- Victor Time Zone - 9 hours
- Whiskey Time Zone -10 hours
- X-ray Time Zone - 11 hours
- Yankee Time Zone -12 hours
- Zulu Time Zone 0
A Girl, a Holden and a Mattress.
(We all know what you’re thinking Ted – but you’re wrong!!!)
A girl ran over an inner-spring mattress on the highway and decided not to worry – she just kept on driving. Unfortunately for her, it caught on the undercarriage of her Holden and the ensuing jumble finally whipped around enough to tear a hole in the fuel tank. The subsequent lack of fuel is what finally brought her vehicle to its knees. Tough little cars these Holdens!!!

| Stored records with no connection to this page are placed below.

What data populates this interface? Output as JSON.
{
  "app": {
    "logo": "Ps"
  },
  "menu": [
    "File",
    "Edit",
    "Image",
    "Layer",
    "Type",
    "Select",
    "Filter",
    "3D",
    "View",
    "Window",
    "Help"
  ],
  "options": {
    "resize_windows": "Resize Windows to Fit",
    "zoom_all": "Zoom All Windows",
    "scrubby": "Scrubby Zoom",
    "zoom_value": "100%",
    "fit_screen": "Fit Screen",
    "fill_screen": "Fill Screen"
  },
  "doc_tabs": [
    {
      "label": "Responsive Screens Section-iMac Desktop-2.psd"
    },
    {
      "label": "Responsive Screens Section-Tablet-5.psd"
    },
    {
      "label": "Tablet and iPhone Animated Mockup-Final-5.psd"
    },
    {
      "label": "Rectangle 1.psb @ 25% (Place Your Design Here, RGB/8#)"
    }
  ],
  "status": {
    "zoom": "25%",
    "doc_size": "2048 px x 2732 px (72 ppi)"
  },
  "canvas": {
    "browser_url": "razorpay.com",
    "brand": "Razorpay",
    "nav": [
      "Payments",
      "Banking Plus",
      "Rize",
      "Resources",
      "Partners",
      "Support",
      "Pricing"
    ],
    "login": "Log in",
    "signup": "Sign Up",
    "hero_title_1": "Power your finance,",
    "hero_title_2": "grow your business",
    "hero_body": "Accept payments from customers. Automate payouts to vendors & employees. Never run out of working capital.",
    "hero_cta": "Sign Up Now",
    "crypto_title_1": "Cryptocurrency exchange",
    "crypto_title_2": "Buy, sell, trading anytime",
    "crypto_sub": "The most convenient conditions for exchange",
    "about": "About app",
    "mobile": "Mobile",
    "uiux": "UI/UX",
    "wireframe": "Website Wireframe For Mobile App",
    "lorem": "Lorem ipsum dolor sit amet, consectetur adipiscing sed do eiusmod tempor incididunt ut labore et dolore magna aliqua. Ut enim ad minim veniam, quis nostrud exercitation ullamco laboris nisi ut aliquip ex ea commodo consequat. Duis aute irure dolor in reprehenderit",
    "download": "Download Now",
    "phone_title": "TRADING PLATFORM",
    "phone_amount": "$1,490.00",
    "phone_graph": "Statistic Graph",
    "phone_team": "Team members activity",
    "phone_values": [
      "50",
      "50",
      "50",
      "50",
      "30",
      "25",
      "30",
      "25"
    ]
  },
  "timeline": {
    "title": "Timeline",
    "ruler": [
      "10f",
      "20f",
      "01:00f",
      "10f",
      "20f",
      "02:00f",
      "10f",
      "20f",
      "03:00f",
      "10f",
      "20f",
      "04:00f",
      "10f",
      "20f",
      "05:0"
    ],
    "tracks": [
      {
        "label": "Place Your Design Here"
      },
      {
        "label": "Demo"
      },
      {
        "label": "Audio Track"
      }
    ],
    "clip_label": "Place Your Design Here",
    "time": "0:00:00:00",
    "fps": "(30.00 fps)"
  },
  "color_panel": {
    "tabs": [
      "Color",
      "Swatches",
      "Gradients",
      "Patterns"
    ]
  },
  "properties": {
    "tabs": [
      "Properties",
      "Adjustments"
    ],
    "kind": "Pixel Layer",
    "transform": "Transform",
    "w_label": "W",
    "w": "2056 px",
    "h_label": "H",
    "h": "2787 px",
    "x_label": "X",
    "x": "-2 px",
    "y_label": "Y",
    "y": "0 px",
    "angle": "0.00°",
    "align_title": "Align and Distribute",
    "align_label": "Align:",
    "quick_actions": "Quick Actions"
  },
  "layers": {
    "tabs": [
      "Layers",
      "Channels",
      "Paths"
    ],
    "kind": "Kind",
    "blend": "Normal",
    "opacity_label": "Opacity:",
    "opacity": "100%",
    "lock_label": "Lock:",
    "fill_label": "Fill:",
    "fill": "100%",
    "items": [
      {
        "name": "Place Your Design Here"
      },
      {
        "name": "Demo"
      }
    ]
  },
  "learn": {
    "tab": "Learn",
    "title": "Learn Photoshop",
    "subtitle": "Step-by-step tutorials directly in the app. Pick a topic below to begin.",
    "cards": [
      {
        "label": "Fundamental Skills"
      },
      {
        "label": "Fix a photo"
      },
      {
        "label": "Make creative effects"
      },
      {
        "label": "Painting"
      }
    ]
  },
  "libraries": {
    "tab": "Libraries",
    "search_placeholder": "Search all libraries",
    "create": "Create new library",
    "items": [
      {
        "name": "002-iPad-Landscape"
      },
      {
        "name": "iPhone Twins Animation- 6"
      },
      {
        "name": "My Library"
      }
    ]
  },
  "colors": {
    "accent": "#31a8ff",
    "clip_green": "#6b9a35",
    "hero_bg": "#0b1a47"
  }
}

She had managed to drive 50 kms, with a 25kg tangle of “stuff” wrapped around her drive shaft before the engine snuffed it due to lack of fuel. She rang and had the car towed to her Holden Dealership where she told service reception that the car was making a “sort of funny noise”. The Holden people put the car up on a hoist and couldn’t believe what they saw – click HERE to see for yourself.
The Shearing shed.
When the shearing sheds are silent and the stock camps fallen quiet
When the gidgee coals no longer glow across the outback night
And the bush is forced to hang a sign, 'gone broke and won't be back'
And spirits fear to find a way beyond the beaten track.
When harvesters stand derelict upon the wind swept plains
And brave hearts pin their hopes no more on chance of loving rains
When a hundred outback settlements are ghost towns overnight
When we've lost the drive and heart we had to once more see us right
When 'Pioneer' means a stereo and 'Digger' some backhoe
And the 'Outback' is behind the house, there's nowhere else to go
And 'Anzac' is a biscuit brand and probably foreign owned
And education really means brainwashed and neatly cloned
When you have to bake a loaf of bread to make a decent crust
And our heritage once enshrined in gold is crumbling to dust
And old folk pay their camping fees on land for which they fought
And fishing is a great escape; this is until you're caught
When you see our kids with yankee caps and resentment in their eyes
And the soaring crime and hopeless hearts is no longer a surprise
When the name of RM Williams is a yuppie clothing brand
Not a product of our heritage that grew off the land
When offering a hand makes people think you'll amputate
And two dogs meeting in the street is what you call a 'Mate'
When 'Political Correctness' has replaced all common sense
When you're forced to see it their way, there's no sitting on the fence
Yes one day you might find yourself an outcast in this land
Perhaps your heart will tell you then, '. I should have made a stand'
Just go and ask the farmers that should remove all doubt
Then join the swelling ranks who say, ' - don't sell Australia out'